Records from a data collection

# # # # #

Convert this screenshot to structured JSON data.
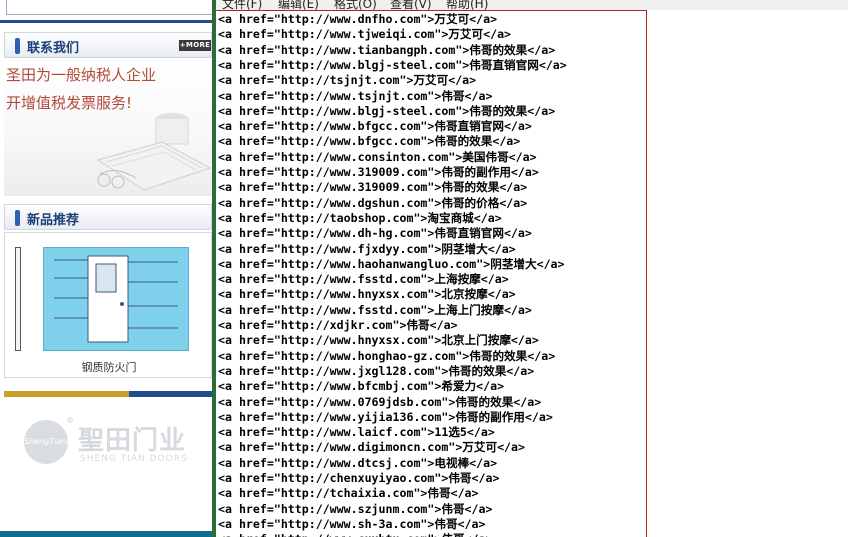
{
  "website": {
    "contact_title": "联系我们",
    "more_label": "+MORE",
    "contact_lines": [
      "圣田为一般纳税人企业",
      "开增值税发票服务!"
    ],
    "products_title": "新品推荐",
    "product_caption": "钢质防火门",
    "logo_mark": "ShengTianMen",
    "logo_cn": "聖田门业",
    "logo_en": "SHENG TIAN DOORS"
  },
  "source_window": {
    "menu": [
      "文件(F)",
      "编辑(E)",
      "格式(O)",
      "查看(V)",
      "帮助(H)"
    ],
    "lines": [
      "<a href=\"http://www.dnfho.com\">万艾可</a>",
      "<a href=\"http://www.tjweiqi.com\">万艾可</a>",
      "<a href=\"http://www.tianbangph.com\">伟哥的效果</a>",
      "<a href=\"http://www.blgj-steel.com\">伟哥直销官网</a>",
      "<a href=\"http://tsjnjt.com\">万艾可</a>",
      "<a href=\"http://www.tsjnjt.com\">伟哥</a>",
      "<a href=\"http://www.blgj-steel.com\">伟哥的效果</a>",
      "<a href=\"http://www.bfgcc.com\">伟哥直销官网</a>",
      "<a href=\"http://www.bfgcc.com\">伟哥的效果</a>",
      "<a href=\"http://www.consinton.com\">美国伟哥</a>",
      "<a href=\"http://www.319009.com\">伟哥的副作用</a>",
      "<a href=\"http://www.319009.com\">伟哥的效果</a>",
      "<a href=\"http://www.dgshun.com\">伟哥的价格</a>",
      "<a href=\"http://taobshop.com\">淘宝商城</a>",
      "<a href=\"http://www.dh-hg.com\">伟哥直销官网</a>",
      "<a href=\"http://www.fjxdyy.com\">阴茎增大</a>",
      "<a href=\"http://www.haohanwangluo.com\">阴茎增大</a>",
      "<a href=\"http://www.fsstd.com\">上海按摩</a>",
      "<a href=\"http://www.hnyxsx.com\">北京按摩</a>",
      "<a href=\"http://www.fsstd.com\">上海上门按摩</a>",
      "<a href=\"http://xdjkr.com\">伟哥</a>",
      "<a href=\"http://www.hnyxsx.com\">北京上门按摩</a>",
      "<a href=\"http://www.honghao-gz.com\">伟哥的效果</a>",
      "<a href=\"http://www.jxgl128.com\">伟哥的效果</a>",
      "<a href=\"http://www.bfcmbj.com\">希爱力</a>",
      "<a href=\"http://www.0769jdsb.com\">伟哥的效果</a>",
      "<a href=\"http://www.yijia136.com\">伟哥的副作用</a>",
      "<a href=\"http://www.laicf.com\">11选5</a>",
      "<a href=\"http://www.digimoncn.com\">万艾可</a>",
      "<a href=\"http://www.dtcsj.com\">电视棒</a>",
      "<a href=\"http://chenxuyiyao.com\">伟哥</a>",
      "<a href=\"http://tchaixia.com\">伟哥</a>",
      "<a href=\"http://www.szjunm.com\">伟哥</a>",
      "<a href=\"http://www.sh-3a.com\">伟哥</a>",
      "<a href=\"http://www.cuxbtu.com\">伟哥</a>"
    ]
  },
  "colors": {
    "accent_blue": "#1f4e8c",
    "pane_border": "#b22222",
    "window_frame": "#2f6b3a"
  }
}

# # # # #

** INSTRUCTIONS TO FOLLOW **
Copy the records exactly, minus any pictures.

** ANSWER BOX **
Convert this screenshot to structured JSON data.
{
  "website": {
    "contact_title": "联系我们",
    "more_label": "+MORE",
    "contact_lines": [
      "圣田为一般纳税人企业",
      "开增值税发票服务!"
    ],
    "products_title": "新品推荐",
    "product_caption": "钢质防火门",
    "logo_mark": "ShengTianMen",
    "logo_cn": "聖田门业",
    "logo_en": "SHENG TIAN DOORS"
  },
  "source_window": {
    "menu": [
      "文件(F)",
      "编辑(E)",
      "格式(O)",
      "查看(V)",
      "帮助(H)"
    ],
    "lines": [
      "<a href=\"http://www.dnfho.com\">万艾可</a>",
      "<a href=\"http://www.tjweiqi.com\">万艾可</a>",
      "<a href=\"http://www.tianbangph.com\">伟哥的效果</a>",
      "<a href=\"http://www.blgj-steel.com\">伟哥直销官网</a>",
      "<a href=\"http://tsjnjt.com\">万艾可</a>",
      "<a href=\"http://www.tsjnjt.com\">伟哥</a>",
      "<a href=\"http://www.blgj-steel.com\">伟哥的效果</a>",
      "<a href=\"http://www.bfgcc.com\">伟哥直销官网</a>",
      "<a href=\"http://www.bfgcc.com\">伟哥的效果</a>",
      "<a href=\"http://www.consinton.com\">美国伟哥</a>",
      "<a href=\"http://www.319009.com\">伟哥的副作用</a>",
      "<a href=\"http://www.319009.com\">伟哥的效果</a>",
      "<a href=\"http://www.dgshun.com\">伟哥的价格</a>",
      "<a href=\"http://taobshop.com\">淘宝商城</a>",
      "<a href=\"http://www.dh-hg.com\">伟哥直销官网</a>",
      "<a href=\"http://www.fjxdyy.com\">阴茎增大</a>",
      "<a href=\"http://www.haohanwangluo.com\">阴茎增大</a>",
      "<a href=\"http://www.fsstd.com\">上海按摩</a>",
      "<a href=\"http://www.hnyxsx.com\">北京按摩</a>",
      "<a href=\"http://www.fsstd.com\">上海上门按摩</a>",
      "<a href=\"http://xdjkr.com\">伟哥</a>",
      "<a href=\"http://www.hnyxsx.com\">北京上门按摩</a>",
      "<a href=\"http://www.honghao-gz.com\">伟哥的效果</a>",
      "<a href=\"http://www.jxgl128.com\">伟哥的效果</a>",
      "<a href=\"http://www.bfcmbj.com\">希爱力</a>",
      "<a href=\"http://www.0769jdsb.com\">伟哥的效果</a>",
      "<a href=\"http://www.yijia136.com\">伟哥的副作用</a>",
      "<a href=\"http://www.laicf.com\">11选5</a>",
      "<a href=\"http://www.digimoncn.com\">万艾可</a>",
      "<a href=\"http://www.dtcsj.com\">电视棒</a>",
      "<a href=\"http://chenxuyiyao.com\">伟哥</a>",
      "<a href=\"http://tchaixia.com\">伟哥</a>",
      "<a href=\"http://www.szjunm.com\">伟哥</a>",
      "<a href=\"http://www.sh-3a.com\">伟哥</a>",
      "<a href=\"http://www.cuxbtu.com\">伟哥</a>"
    ]
  },
  "colors": {
    "accent_blue": "#1f4e8c",
    "pane_border": "#b22222",
    "window_frame": "#2f6b3a"
  }
}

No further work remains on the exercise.